*Dataset records*.

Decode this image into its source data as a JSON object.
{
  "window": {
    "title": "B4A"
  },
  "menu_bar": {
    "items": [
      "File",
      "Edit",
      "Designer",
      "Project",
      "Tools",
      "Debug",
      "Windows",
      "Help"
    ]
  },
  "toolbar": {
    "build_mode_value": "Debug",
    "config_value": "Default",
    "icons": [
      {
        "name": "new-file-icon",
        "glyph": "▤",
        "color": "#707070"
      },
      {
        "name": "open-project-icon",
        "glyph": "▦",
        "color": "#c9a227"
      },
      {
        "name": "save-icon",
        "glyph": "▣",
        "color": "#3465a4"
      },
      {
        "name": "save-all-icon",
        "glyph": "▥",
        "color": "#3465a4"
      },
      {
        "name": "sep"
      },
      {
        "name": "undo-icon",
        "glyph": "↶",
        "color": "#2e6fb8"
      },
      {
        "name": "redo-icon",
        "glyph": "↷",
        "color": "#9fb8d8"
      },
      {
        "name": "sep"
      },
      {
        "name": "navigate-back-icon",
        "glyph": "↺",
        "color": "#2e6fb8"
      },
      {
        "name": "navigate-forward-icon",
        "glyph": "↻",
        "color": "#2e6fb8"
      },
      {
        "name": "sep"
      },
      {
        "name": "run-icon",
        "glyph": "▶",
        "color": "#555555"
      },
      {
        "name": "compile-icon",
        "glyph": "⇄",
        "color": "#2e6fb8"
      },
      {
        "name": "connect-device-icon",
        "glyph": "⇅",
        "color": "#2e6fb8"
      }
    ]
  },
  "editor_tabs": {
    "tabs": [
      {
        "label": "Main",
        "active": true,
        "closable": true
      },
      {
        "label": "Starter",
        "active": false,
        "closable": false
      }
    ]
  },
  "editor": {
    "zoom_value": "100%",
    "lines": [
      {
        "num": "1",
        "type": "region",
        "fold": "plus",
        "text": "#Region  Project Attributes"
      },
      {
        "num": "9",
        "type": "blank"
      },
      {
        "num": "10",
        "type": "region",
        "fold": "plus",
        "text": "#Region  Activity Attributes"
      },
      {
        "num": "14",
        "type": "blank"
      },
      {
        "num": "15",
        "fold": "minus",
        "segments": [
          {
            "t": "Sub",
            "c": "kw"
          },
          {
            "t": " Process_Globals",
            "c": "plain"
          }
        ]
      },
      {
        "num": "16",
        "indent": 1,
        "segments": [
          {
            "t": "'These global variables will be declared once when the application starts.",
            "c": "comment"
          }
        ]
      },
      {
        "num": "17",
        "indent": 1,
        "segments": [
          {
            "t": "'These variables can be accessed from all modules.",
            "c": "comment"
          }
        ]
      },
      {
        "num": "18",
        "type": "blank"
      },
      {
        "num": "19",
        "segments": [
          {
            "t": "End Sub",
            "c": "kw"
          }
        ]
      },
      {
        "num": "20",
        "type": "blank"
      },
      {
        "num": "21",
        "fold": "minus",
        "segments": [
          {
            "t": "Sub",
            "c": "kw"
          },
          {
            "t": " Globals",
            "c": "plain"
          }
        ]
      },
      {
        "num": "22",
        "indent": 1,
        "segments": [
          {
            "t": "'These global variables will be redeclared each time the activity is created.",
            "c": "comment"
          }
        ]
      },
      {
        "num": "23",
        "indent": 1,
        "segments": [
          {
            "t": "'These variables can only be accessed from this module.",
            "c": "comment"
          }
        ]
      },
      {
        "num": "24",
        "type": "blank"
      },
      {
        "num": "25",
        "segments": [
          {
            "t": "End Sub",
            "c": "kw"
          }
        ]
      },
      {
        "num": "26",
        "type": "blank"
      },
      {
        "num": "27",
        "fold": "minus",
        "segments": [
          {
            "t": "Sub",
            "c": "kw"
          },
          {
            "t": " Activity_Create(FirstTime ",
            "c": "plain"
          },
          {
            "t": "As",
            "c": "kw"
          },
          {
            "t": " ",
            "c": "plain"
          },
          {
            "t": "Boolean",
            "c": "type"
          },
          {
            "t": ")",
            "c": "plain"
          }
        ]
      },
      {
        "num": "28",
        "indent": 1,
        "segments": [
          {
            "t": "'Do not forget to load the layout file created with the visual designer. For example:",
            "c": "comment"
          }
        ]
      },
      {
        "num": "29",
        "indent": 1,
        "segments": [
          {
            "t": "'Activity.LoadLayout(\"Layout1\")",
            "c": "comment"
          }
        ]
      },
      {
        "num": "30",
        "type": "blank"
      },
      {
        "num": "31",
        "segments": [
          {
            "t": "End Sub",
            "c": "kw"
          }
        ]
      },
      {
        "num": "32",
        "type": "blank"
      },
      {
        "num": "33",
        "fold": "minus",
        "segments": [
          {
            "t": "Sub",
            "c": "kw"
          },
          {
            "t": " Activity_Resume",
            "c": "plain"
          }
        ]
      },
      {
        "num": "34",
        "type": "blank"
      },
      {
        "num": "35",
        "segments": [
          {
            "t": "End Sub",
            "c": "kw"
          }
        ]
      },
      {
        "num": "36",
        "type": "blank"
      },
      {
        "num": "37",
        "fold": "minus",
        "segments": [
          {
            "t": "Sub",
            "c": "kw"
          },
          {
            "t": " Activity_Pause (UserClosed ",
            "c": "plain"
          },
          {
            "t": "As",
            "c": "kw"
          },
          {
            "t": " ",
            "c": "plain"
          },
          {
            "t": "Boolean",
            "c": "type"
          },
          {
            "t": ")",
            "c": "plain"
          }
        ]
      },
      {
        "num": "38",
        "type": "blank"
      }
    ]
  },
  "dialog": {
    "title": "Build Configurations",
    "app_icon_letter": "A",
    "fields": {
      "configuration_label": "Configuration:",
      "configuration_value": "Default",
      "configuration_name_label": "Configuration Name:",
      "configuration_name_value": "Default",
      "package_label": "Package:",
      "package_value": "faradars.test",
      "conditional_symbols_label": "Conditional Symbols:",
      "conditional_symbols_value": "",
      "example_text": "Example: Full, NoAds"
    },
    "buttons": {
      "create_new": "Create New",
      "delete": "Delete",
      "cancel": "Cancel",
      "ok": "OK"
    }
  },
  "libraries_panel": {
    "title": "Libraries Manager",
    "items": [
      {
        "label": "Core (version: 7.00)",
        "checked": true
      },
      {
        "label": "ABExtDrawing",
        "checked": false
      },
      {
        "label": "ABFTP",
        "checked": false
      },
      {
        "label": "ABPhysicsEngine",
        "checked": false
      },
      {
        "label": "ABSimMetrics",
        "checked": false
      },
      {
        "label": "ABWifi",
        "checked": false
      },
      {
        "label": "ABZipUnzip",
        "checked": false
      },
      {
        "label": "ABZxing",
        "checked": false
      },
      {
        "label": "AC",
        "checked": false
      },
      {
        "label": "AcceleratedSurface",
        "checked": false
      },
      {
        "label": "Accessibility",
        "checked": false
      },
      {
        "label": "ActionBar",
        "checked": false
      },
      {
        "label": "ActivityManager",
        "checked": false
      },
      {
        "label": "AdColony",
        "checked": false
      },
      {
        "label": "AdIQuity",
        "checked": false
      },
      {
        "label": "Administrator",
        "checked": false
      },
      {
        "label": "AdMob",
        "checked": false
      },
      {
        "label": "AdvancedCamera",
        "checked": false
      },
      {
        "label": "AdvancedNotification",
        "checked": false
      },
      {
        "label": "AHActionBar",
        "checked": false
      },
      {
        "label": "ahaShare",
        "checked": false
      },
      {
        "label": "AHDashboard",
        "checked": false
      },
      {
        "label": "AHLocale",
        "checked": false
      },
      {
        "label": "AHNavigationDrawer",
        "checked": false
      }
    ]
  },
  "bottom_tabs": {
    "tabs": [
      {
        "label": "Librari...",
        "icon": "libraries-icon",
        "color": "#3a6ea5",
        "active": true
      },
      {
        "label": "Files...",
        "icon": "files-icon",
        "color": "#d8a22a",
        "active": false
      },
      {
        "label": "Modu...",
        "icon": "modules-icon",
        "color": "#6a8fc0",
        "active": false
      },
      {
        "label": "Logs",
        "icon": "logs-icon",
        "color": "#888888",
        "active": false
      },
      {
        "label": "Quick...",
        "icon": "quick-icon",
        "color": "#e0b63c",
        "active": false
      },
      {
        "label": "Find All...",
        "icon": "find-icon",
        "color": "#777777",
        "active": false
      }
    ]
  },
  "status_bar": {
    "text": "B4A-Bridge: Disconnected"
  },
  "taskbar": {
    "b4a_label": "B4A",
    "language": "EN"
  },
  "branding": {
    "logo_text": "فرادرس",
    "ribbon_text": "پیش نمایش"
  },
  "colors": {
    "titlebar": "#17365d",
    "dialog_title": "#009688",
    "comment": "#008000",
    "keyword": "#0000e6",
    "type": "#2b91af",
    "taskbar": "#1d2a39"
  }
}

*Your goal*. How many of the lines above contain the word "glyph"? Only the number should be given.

*Reply to the exercise*. 11